    Yes, indeed, as “entirely plausible” as a recent climate modeller paper claiming Arctic warming is “linked to” colder winters: “increases in extreme winter weather in parts of the US are linked to accelerated warming of the Arctic.”
    If warming can cause cooling – “more cold winters in some locations” – evidence of cooling presumably cannot be used as a counter-argument to challenge the global warming scare. A Nobel Prize must be a shoe-in for this flight of fancy.

  • Biggles

    The list of ‘global’warming’ causes grows ever longer as the climate catastrophists search desperately for more phenomena allegedly supporting their cause.

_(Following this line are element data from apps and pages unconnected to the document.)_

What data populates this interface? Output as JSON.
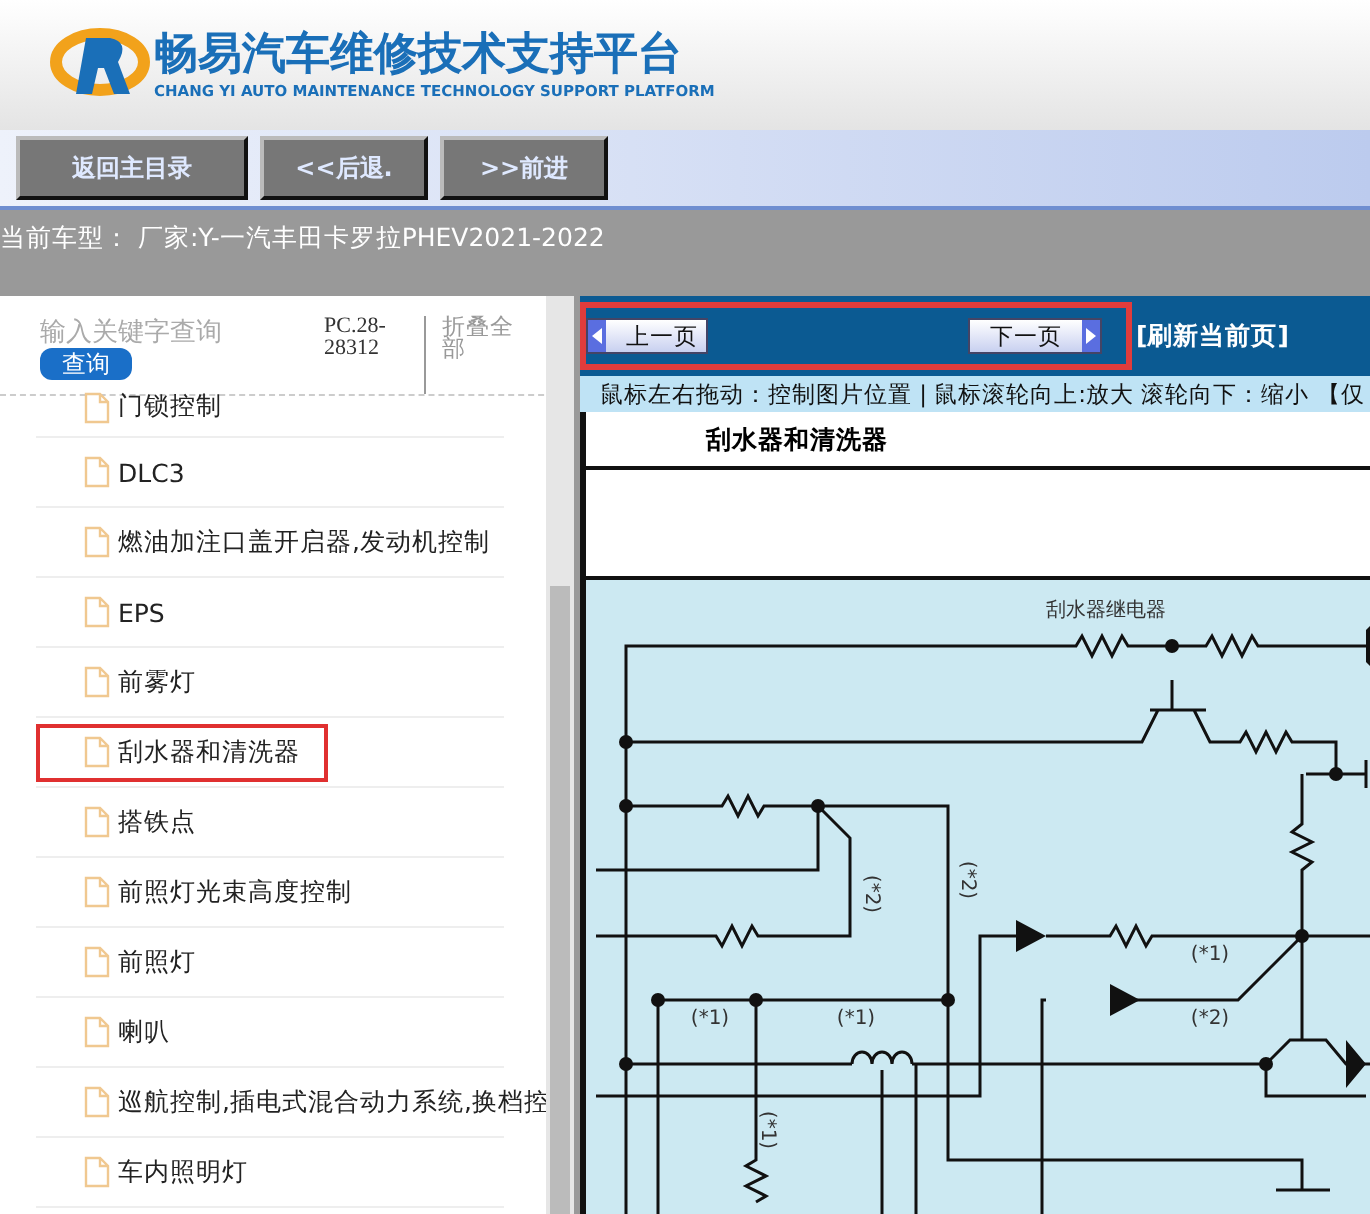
{
  "header": {
    "title": "畅易汽车维修技术支持平台",
    "subtitle": "CHANG YI AUTO MAINTENANCE TECHNOLOGY SUPPORT PLATFORM"
  },
  "toolbar": {
    "buttons": [
      "返回主目录",
      "<<后退.",
      ">>前进"
    ]
  },
  "vehicle": {
    "label": "当前车型：",
    "value": "厂家:Y-一汽丰田卡罗拉PHEV2021-2022"
  },
  "sidebar": {
    "search": {
      "placeholder": "输入关键字查询",
      "button": "查询"
    },
    "code": "PC.28-28312",
    "collapse": "折叠全部",
    "items": [
      {
        "label": "门锁控制",
        "selected": false
      },
      {
        "label": "DLC3",
        "selected": false
      },
      {
        "label": "燃油加注口盖开启器,发动机控制",
        "selected": false
      },
      {
        "label": "EPS",
        "selected": false
      },
      {
        "label": "前雾灯",
        "selected": false
      },
      {
        "label": "刮水器和清洗器",
        "selected": true
      },
      {
        "label": "搭铁点",
        "selected": false
      },
      {
        "label": "前照灯光束高度控制",
        "selected": false
      },
      {
        "label": "前照灯",
        "selected": false
      },
      {
        "label": "喇叭",
        "selected": false
      },
      {
        "label": "巡航控制,插电式混合动力系统,换档控",
        "selected": false
      },
      {
        "label": "车内照明灯",
        "selected": false
      }
    ]
  },
  "viewer": {
    "prev": "上一页",
    "next": "下一页",
    "refresh": "[刷新当前页]",
    "hint": "鼠标左右拖动：控制图片位置 | 鼠标滚轮向上:放大  滚轮向下：缩小 【仅",
    "page_title": "刮水器和清洗器",
    "diagram_labels": [
      "刮水器继电器",
      "(*2)",
      "(*2)",
      "(*1)",
      "(*1)",
      "(*1)",
      "(*2)",
      "(*1)"
    ]
  }
}
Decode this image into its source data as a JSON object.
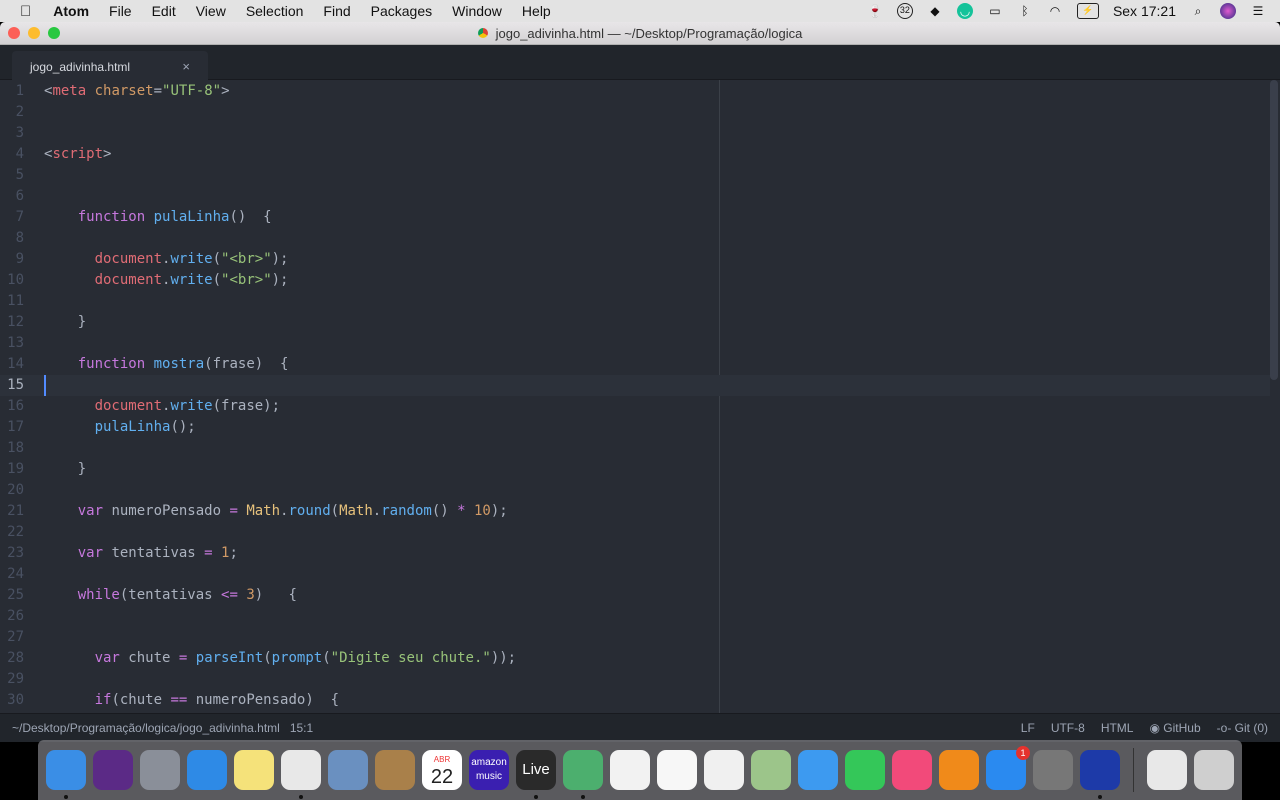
{
  "menubar": {
    "app": "Atom",
    "items": [
      "File",
      "Edit",
      "View",
      "Selection",
      "Find",
      "Packages",
      "Window",
      "Help"
    ],
    "clock": "Sex 17:21",
    "status_icons": [
      "wine-glass-icon",
      "32-badge-icon",
      "frog-icon",
      "grammarly-icon",
      "airplay-icon",
      "bluetooth-icon",
      "wifi-icon",
      "battery-icon",
      "search-icon",
      "siri-icon",
      "list-icon"
    ],
    "status_badge": "32"
  },
  "window": {
    "title": "jogo_adivinha.html — ~/Desktop/Programação/logica"
  },
  "tab": {
    "label": "jogo_adivinha.html",
    "close": "×"
  },
  "editor": {
    "current_line": 15,
    "lines": [
      [
        [
          "<",
          "punc"
        ],
        [
          "meta",
          "tag"
        ],
        [
          " ",
          "punc"
        ],
        [
          "charset",
          "attr"
        ],
        [
          "=",
          "punc"
        ],
        [
          "\"UTF-8\"",
          "str"
        ],
        [
          ">",
          "punc"
        ]
      ],
      [],
      [],
      [
        [
          "<",
          "punc"
        ],
        [
          "script",
          "tag"
        ],
        [
          ">",
          "punc"
        ]
      ],
      [],
      [],
      [
        [
          "    ",
          "punc"
        ],
        [
          "function",
          "kw"
        ],
        [
          " ",
          "punc"
        ],
        [
          "pulaLinha",
          "fn"
        ],
        [
          "()  {",
          "punc"
        ]
      ],
      [],
      [
        [
          "      ",
          "punc"
        ],
        [
          "document",
          "doc"
        ],
        [
          ".",
          "punc"
        ],
        [
          "write",
          "fn"
        ],
        [
          "(",
          "punc"
        ],
        [
          "\"<br>\"",
          "str"
        ],
        [
          ");",
          "punc"
        ]
      ],
      [
        [
          "      ",
          "punc"
        ],
        [
          "document",
          "doc"
        ],
        [
          ".",
          "punc"
        ],
        [
          "write",
          "fn"
        ],
        [
          "(",
          "punc"
        ],
        [
          "\"<br>\"",
          "str"
        ],
        [
          ");",
          "punc"
        ]
      ],
      [],
      [
        [
          "    }",
          "punc"
        ]
      ],
      [],
      [
        [
          "    ",
          "punc"
        ],
        [
          "function",
          "kw"
        ],
        [
          " ",
          "punc"
        ],
        [
          "mostra",
          "fn"
        ],
        [
          "(frase)  {",
          "punc"
        ]
      ],
      [],
      [
        [
          "      ",
          "punc"
        ],
        [
          "document",
          "doc"
        ],
        [
          ".",
          "punc"
        ],
        [
          "write",
          "fn"
        ],
        [
          "(frase);",
          "punc"
        ]
      ],
      [
        [
          "      ",
          "punc"
        ],
        [
          "pulaLinha",
          "fn"
        ],
        [
          "();",
          "punc"
        ]
      ],
      [],
      [
        [
          "    }",
          "punc"
        ]
      ],
      [],
      [
        [
          "    ",
          "punc"
        ],
        [
          "var",
          "kw"
        ],
        [
          " numeroPensado ",
          "punc"
        ],
        [
          "=",
          "op"
        ],
        [
          " ",
          "punc"
        ],
        [
          "Math",
          "obj"
        ],
        [
          ".",
          "punc"
        ],
        [
          "round",
          "fn"
        ],
        [
          "(",
          "punc"
        ],
        [
          "Math",
          "obj"
        ],
        [
          ".",
          "punc"
        ],
        [
          "random",
          "fn"
        ],
        [
          "() ",
          "punc"
        ],
        [
          "*",
          "op"
        ],
        [
          " ",
          "punc"
        ],
        [
          "10",
          "num"
        ],
        [
          ");",
          "punc"
        ]
      ],
      [],
      [
        [
          "    ",
          "punc"
        ],
        [
          "var",
          "kw"
        ],
        [
          " tentativas ",
          "punc"
        ],
        [
          "=",
          "op"
        ],
        [
          " ",
          "punc"
        ],
        [
          "1",
          "num"
        ],
        [
          ";",
          "punc"
        ]
      ],
      [],
      [
        [
          "    ",
          "punc"
        ],
        [
          "while",
          "kw"
        ],
        [
          "(tentativas ",
          "punc"
        ],
        [
          "<=",
          "op"
        ],
        [
          " ",
          "punc"
        ],
        [
          "3",
          "num"
        ],
        [
          ")   {",
          "punc"
        ]
      ],
      [],
      [],
      [
        [
          "      ",
          "punc"
        ],
        [
          "var",
          "kw"
        ],
        [
          " chute ",
          "punc"
        ],
        [
          "=",
          "op"
        ],
        [
          " ",
          "punc"
        ],
        [
          "parseInt",
          "fn"
        ],
        [
          "(",
          "punc"
        ],
        [
          "prompt",
          "fn"
        ],
        [
          "(",
          "punc"
        ],
        [
          "\"Digite seu chute.\"",
          "str"
        ],
        [
          "));",
          "punc"
        ]
      ],
      [],
      [
        [
          "      ",
          "punc"
        ],
        [
          "if",
          "kw"
        ],
        [
          "(chute ",
          "punc"
        ],
        [
          "==",
          "op"
        ],
        [
          " numeroPensado)  {",
          "punc"
        ]
      ]
    ]
  },
  "statusbar": {
    "path": "~/Desktop/Programação/logica/jogo_adivinha.html",
    "cursor": "15:1",
    "line_ending": "LF",
    "encoding": "UTF-8",
    "grammar": "HTML",
    "github": "GitHub",
    "git": "Git (0)"
  },
  "dock": {
    "items": [
      {
        "name": "finder",
        "color": "#3a8ee6",
        "running": true
      },
      {
        "name": "siri",
        "color": "#5b2a86"
      },
      {
        "name": "launchpad",
        "color": "#8a8f99"
      },
      {
        "name": "safari",
        "color": "#2e8ae6"
      },
      {
        "name": "notes",
        "color": "#f5e27a"
      },
      {
        "name": "chrome",
        "color": "#e8e8e8",
        "running": true
      },
      {
        "name": "preview",
        "color": "#6a90c0"
      },
      {
        "name": "contacts",
        "color": "#a9804a"
      },
      {
        "name": "calendar",
        "color": "#ffffff",
        "label": "22",
        "sublabel": "ABR"
      },
      {
        "name": "amazon-music",
        "color": "#3a1fb0",
        "label": "amazon music"
      },
      {
        "name": "live",
        "color": "#2a2a2a",
        "label": "Live",
        "running": true
      },
      {
        "name": "atom",
        "color": "#4caf6e",
        "running": true
      },
      {
        "name": "textedit",
        "color": "#f2f2f2"
      },
      {
        "name": "reminders",
        "color": "#f7f7f7"
      },
      {
        "name": "photos",
        "color": "#f0f0f0"
      },
      {
        "name": "maps",
        "color": "#9cc58a"
      },
      {
        "name": "messages",
        "color": "#3d9af0"
      },
      {
        "name": "facetime",
        "color": "#34c759"
      },
      {
        "name": "itunes",
        "color": "#f24a7a"
      },
      {
        "name": "ibooks",
        "color": "#f08a1a"
      },
      {
        "name": "app-store",
        "color": "#2a8af0",
        "badge": "1"
      },
      {
        "name": "system-preferences",
        "color": "#777"
      },
      {
        "name": "fetch",
        "color": "#1d3aa8",
        "running": true
      }
    ],
    "right": [
      {
        "name": "music-folder",
        "color": "#e8e8e8"
      },
      {
        "name": "trash",
        "color": "#cfcfcf"
      }
    ]
  }
}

The Earth is cooling due to the current Grand Solar Minimum, as residents of the northern hemisphere will find out to their ever-deepening despair in coming years. (BTW Alice; it is shoo-in, not shoe in. Shoo, shoo, shoo, you…)

  • Alice Thermopolis

    Biggles
    A propos the list of phenomena allegedly caused by CC/GW, there were so many the anonymous compiler gave up a decade ago. He/she posted this footnote in September 2015 to explain “why the list stopped growing”:

    “The time it takes to process a new entry increases approximately with the square of the list length, after checking for duplication, spoofs etc. Starting it was based on the naïve assumption that the rate of appearances would decline as opposing evidence accumulated, but the reverse happened. That’s the difference between science and religion. It was taking over my life, which I did not want to end as a garbage collector. There have since been hundreds more claims of an increasingly ludicrous nature.”

    My mother always told me to put my best foot forward, but sometimes – as on this occasion – my “shoo” ended up on the other foot.

  • pmprociv

    Thanks for this well-articulated article. Surely, it must be obvious to all: GW is the cause of China’s massive population growth, and their need to eat more wildlife. (Closer to home, it explains traffic congestion and real estate bubbles.) It’s also causing academics to include GW in all their papers, and grant applications; without it these days, it seems you’d have no chance of scoring funds.
    Seriously, though, having spent a large part of my professional life working on potentially zoonotic infections of flying foxes, I find that “Science of The Total Environment” paper to be mindbogglingly ridiculous; at least it’s riddled with conditionals, asserting nothing definitively (talk about “association-causation confusion”!). Nevertheless, it is a sad reflection on the state of scientific publishing these days, making it easier for, perhaps even encouraging, “fake news” to intrude, just about everywhere.

Post a comment

You must be logged in to post a comment.